The Market of Ideas

How people define the value of your idea.

The value of an idea

There are two main aspects that define the value of ideas: their value, and their paternity distance.
First of all, like in economics, the value of an idea is related to the offer and the demand. In a simplified way we can say that when there is more offer than demand the price of a product will be lower than when there is more demand than offer. If we translate this concept to the notion of ideas in the context of a client-designer/creative relation we can say that the individual value of an idea is lower when there are a lot of them.
The second aspect of the value of ideas comes from the notion of paternity. The more close you are to the birth of the idea, the more value the idea has for you. The most silly example for this is to see how precious parents find the creation of their children. An example from the creative business is this moment when a client finds the idea of his relative, usually is daughter or son, better than what a team of professional creatives brought to him.

The formula of the idea value

To sum it up we can define the value of an idea with this formula, where 1 is the biggest value an idea can have, and 0 the lowest.

Idea value = 1/number of ideas + 1/distance of paternity

The problem with ideas

Let’s now imagine a situation. A creative, be it an architect, a designer or an illustrator, has a new client. This new client asks for a new creation, and therefore for new ideas. The creative proposes a brillant idea, but the client doesn’t see how brillant the idea is. At that time, the client expresses the idea that he has in his head, then the persuasion fight begins.
Usually the idea that is presented by the creative is not just one simple idea, but comes out from years of experience and from a long creative and research process. On the side of the client, the idea generation process is more genuine and with less experience. So, let’s assume for the purpose of this article that the idea of the creative is just the “better” one.
What happens at this stage of the client-creative relation is that the creative professional has now to persuade his client of the value of the idea.
As we saw in the last section, the value of ideas is related to their number and their paternity distance. In our example the problem comes from two aspects. First, the client will put more value in his idea because he his its “father”. Second, the client gives his idea a lot of value because there are only two ideas in the game: his and the one from the creative.

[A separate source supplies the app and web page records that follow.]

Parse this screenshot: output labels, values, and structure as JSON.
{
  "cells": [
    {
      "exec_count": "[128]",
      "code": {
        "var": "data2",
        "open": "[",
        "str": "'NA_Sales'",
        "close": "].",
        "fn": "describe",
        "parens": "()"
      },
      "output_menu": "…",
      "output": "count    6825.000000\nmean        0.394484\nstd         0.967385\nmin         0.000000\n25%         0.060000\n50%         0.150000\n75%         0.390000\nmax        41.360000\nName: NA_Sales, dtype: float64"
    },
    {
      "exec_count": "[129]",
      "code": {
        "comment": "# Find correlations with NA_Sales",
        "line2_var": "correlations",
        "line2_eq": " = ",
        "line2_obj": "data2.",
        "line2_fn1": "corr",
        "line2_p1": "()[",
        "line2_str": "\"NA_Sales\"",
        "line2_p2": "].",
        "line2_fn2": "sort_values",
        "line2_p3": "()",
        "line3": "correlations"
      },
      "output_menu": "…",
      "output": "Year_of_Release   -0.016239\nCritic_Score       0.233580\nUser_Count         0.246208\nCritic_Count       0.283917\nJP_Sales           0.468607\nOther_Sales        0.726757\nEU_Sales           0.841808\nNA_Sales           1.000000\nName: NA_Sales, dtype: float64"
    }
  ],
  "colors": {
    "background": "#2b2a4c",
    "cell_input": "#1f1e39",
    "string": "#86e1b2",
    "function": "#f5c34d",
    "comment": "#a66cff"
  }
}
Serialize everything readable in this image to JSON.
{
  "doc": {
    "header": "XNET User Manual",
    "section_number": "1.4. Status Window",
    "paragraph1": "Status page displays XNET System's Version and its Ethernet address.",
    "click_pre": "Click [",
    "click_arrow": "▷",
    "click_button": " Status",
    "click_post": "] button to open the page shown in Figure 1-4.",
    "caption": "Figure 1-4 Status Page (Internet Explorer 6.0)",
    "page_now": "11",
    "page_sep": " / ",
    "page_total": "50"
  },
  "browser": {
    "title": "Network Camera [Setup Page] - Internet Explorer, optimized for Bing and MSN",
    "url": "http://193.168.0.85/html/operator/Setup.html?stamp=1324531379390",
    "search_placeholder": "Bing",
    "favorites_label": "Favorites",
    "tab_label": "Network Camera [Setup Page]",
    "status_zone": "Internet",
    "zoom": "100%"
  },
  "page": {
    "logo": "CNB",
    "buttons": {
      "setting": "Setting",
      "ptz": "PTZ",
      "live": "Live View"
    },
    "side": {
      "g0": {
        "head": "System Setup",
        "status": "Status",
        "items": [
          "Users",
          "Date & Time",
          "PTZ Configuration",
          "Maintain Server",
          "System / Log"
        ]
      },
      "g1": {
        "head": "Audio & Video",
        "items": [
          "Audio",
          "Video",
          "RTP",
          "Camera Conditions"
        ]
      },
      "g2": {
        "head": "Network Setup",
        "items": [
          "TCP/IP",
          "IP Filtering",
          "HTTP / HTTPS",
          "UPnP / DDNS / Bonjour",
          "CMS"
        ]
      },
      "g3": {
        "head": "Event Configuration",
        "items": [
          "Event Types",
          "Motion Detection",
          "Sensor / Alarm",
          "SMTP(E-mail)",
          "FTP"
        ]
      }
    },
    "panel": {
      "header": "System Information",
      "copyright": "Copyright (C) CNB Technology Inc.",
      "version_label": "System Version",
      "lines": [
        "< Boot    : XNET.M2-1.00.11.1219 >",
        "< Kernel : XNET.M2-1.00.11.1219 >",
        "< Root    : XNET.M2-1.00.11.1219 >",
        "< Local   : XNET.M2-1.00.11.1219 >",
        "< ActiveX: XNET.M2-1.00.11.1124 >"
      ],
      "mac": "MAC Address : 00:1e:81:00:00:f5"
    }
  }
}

Why you should devaluate ideas first

To change the situation of the previous example we should take our time machine and come back to the first meeting with the client. Our goal is that the clients doesn’t fall in love with ideas to quickly and then sticks to them. As a creative we want our clients to be open minded for change and innovation. To make this possible we will first ask the client not to only express the idea he has on his head, but we will ask him to come to us with at least ten different ideas. This will make his first idea less precious and therefor he will be more open to discuss its value. As in every relationship, reciprocity is a key element to success. That’s why you should do the same to your ideas. You should find more ideas to avoid falling in love and being able to discuss their value without being to emotional.
In the equation defining the value of an idea we have two elements: the total number of ideas, and the paternity distance with the idea.

How to give more value to your ideas

In the previous section we saw that by devaluating the value of ideas we can create an open minded atmosphere. Now let’s give back some value to the ideas by changing the paternity distance. Our equation says that the closer a client is to the idea, the more value the idea has. In other words, a client will find more value in an idea if he his the “father” of the idea or if he feels a great bound with the genitor of the idea.
This formula expresses on of the most obvious but most underestimated dynamic. You can enhance the value of the ideas you produce if you have a great relationship with your client.
The second learning here is that you should involve your client in the creative process. There are numerous ways of doing that:

  • Base ideas on quotes from the client
  • Have brainstorming session with your client
  • Use the Human Centered Design approach